Back to the self tape frenzy and I really should stop insisting on learning all my lines and just read them off an autocue like some of my friends recommend. I won’t though. I tell myself the learning and specificity will make me better at my craft, that it is helping keep my learning muscles flexed. Learning lines is a crucial skill for work where the lines are set in stone. That’s about fifty percent of the work I do.
I once wrote a letter from the heart to a major theatre company. I wrote a few back then, young and optimistic, thinking that my delight in my vocational medium would be enough on its own to recommend me. It was before I caught on that many of the gatekeepers to the jobs are not practitioners and never have been. I was talking about how I felt I was moving from apprentice to journeyman, but I needed to raise the calibre of my collaborations in order to secure the edges of my craftsmanship. Who knows what became of that letter. I’ve never been considered by that company. But I still think in those terms. This making things up stuff is a craft. Learning a craft takes time and practice. I was apprentice, learning to journeyman. Now I’m journeyman and looking to master, but for that shift to come I’ll need much more time at the coalface. I know some apprentices that tell everyone they are masters, and I’ve watched people believe it. But I’ve always played the long game, in every aspect of my life.
Right now it is really helpful for me to be in a collaborative process with someone as positive as I am but utterly different in priority. Sammy is fab and very different from me. I’m learning again and I’m never happier than when I’m learning. Theatre is community. We all have different skills and needs, but if we push together we can make live art that has some kind of a truth at the heart of it, hopefully.
I was supposed to have written something today but I had an audition with a hard line learn. I chose to prioritise that. There’s time. Not much, and I forgot that everybody doesn’t work like me, so suddenly someone needs a script in a small immersive experience. I just learnt a tricky script and played it back with every word in place for a self -tape. That’s one thing. Immersive theatre is the opposite craft and needs a very different head, in my opinion. You cannot be responsive with a script. It immediately makes everything all about you. And this actor is meant to be in a healing room. Eek.

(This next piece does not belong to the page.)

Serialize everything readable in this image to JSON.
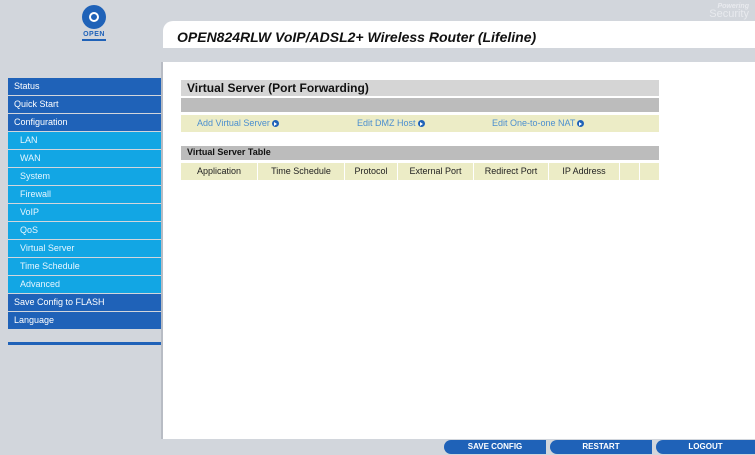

I went on a date once where the lady was working through a “date script” – (if you were a colour what colour would you be and why aaaargh) – and by the end of it I had actually eaten both of my arms. I can’t bear that shit in dates or in immersive theatre context, and they are both similar in intention. Find points of contact, push a narrative, seduce or charm. But … my audience preference be damned, she’s gonna get a script, but not today, and I’m sure she’ll be able to respond within the frame of it. Her imagination is excellent and she doesn’t need the crutch. But which of us can say we haven’t relied on crutches from time to time, he writes, with a glass of lovely young Ferreret from delightful José Ferrer vineyard in Binissalem just hitting the spot as he finishes writing.
Bedtime now though. Much to do, much to do. Script? Humbug.